Considering you as an environmental activist, what is urgently needed for us as humans to take meaningful action? I think the most important thing is that we need to learn how to control our human desires.
But, this is a time, when our culture and our information and all of the media increases our desires and this has a strong effect upon the environment. So, I think for that reason it is very important to control our desires, which is a very basic thing that we need to do. Climate Change is an increasingly hot topic, as Himalayan glaciers are melting at a very steady rate. The Tibetan plateau, which is often named as the Third Pole, has seen drastic changes with impacts strongly visible across the Indian sub-continent.go
Tibet's history | Free Tibet
You even have a Khoryug that mainly focuses on the environmental protection of the Himalayan region. In your view, how can we save further harm? Since I was born in Tibet, I have a direct and a strong connection with Tibet and in terms of living, Tibetans are part of the Himalayas. That is primarily the reason it important to focus on. So the idea is to introduce this [awareness] to them.

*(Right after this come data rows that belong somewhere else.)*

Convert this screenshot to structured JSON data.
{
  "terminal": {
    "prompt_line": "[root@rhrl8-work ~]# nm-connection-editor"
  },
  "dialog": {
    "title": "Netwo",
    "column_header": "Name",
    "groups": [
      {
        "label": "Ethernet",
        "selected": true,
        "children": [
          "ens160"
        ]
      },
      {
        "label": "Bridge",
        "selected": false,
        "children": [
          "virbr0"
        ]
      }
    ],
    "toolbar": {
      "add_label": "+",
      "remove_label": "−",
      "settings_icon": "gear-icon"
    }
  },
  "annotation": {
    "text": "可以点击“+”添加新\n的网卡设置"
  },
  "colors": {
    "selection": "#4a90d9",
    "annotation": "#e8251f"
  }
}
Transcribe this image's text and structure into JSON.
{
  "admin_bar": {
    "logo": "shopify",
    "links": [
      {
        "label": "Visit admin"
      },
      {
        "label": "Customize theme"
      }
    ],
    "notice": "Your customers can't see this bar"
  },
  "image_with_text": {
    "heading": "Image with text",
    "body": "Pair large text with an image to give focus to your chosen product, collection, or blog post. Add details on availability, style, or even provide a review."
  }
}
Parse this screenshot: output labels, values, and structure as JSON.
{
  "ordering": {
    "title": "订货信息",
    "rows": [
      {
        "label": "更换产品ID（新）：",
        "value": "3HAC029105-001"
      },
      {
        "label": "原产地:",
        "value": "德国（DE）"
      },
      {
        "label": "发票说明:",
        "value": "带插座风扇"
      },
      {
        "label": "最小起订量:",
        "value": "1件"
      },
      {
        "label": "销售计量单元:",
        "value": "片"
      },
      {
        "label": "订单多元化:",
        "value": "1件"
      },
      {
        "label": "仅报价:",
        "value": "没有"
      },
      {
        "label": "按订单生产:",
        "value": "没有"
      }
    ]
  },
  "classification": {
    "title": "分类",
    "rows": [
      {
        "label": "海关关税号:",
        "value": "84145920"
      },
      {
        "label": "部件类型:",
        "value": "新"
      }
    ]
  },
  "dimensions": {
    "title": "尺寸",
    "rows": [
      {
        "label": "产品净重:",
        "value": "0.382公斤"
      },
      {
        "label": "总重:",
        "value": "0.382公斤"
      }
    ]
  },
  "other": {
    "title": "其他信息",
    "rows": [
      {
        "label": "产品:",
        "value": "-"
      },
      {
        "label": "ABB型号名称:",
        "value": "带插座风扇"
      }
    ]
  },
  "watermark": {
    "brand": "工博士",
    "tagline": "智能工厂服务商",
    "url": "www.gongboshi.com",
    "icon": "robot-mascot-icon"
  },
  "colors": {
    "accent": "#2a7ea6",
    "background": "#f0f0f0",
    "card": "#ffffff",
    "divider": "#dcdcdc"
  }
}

The Tibetans have had a sustainable lifestyle in their region for thousands of years, but now people are turning towards a modern lifestyle and they need to think about the effect this is going to have. They need to understand what it is that makes them have a sustainable lifestyle, what choices can be made. This is something they need to consider.